**Exercise details**
Could you find each line of the data below that contains the word "Sample" and copy those lines?

(Items from an interface collection)

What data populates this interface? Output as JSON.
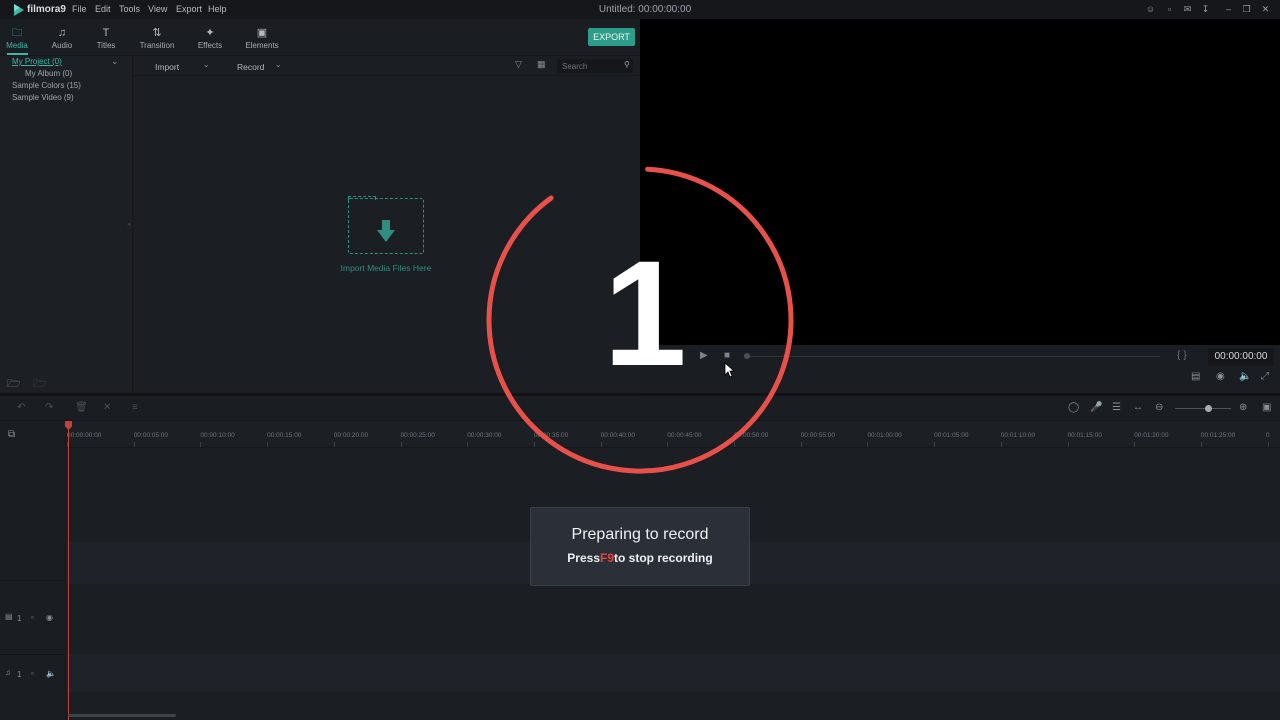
{
  "app": {
    "logo_text": "filmora9",
    "window_title": "Untitled: 00:00:00:00",
    "menu": [
      "File",
      "Edit",
      "Tools",
      "View",
      "Export",
      "Help"
    ]
  },
  "window_icons": [
    "user-icon",
    "lock-icon",
    "mail-icon",
    "download-icon",
    "minimize-icon",
    "restore-icon",
    "close-icon"
  ],
  "tabs": [
    {
      "label": "Media",
      "icon": "folder-icon",
      "active": true
    },
    {
      "label": "Audio",
      "icon": "music-note-icon",
      "active": false
    },
    {
      "label": "Titles",
      "icon": "text-t-icon",
      "active": false
    },
    {
      "label": "Transition",
      "icon": "transition-icon",
      "active": false
    },
    {
      "label": "Effects",
      "icon": "effects-icon",
      "active": false
    },
    {
      "label": "Elements",
      "icon": "image-icon",
      "active": false
    }
  ],
  "export_label": "EXPORT",
  "tree": {
    "items": [
      {
        "label": "My Project (0)",
        "selected": true
      },
      {
        "label": "My Album (0)",
        "selected": false
      },
      {
        "label": "Sample Colors (15)",
        "selected": false
      },
      {
        "label": "Sample Video (9)",
        "selected": false
      }
    ]
  },
  "media_toolbar": {
    "import_label": "Import",
    "record_label": "Record",
    "search_placeholder": "Search"
  },
  "import_area": {
    "label": "Import Media Files Here"
  },
  "preview": {
    "timecode": "00:00:00:00"
  },
  "timeline": {
    "ruler_labels": [
      "00:00:00:00",
      "00:00:05:00",
      "00:00:10:00",
      "00:00:15:00",
      "00:00:20:00",
      "00:00:25:00",
      "00:00:30:00",
      "00:00:35:00",
      "00:00:40:00",
      "00:00:45:00",
      "00:00:50:00",
      "00:00:55:00",
      "00:01:00:00",
      "00:01:05:00",
      "00:01:10:00",
      "00:01:15:00",
      "00:01:20:00",
      "00:01:25:00",
      "0"
    ],
    "video_track": {
      "number": "1"
    },
    "audio_track": {
      "number": "1"
    }
  },
  "countdown": {
    "number": "1",
    "ring_color": "#e8514a"
  },
  "toast": {
    "title": "Preparing to record",
    "press_word": "Press",
    "key": "F9",
    "suffix": "to stop recording"
  },
  "colors": {
    "accent": "#3fb5a6",
    "export_bg": "#2e9c8a",
    "playhead": "#c2413b",
    "key_highlight": "#e0463f"
  }
}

**Output below**
        "label": "Sample Colors (15)",
        "label": "Sample Video (9)",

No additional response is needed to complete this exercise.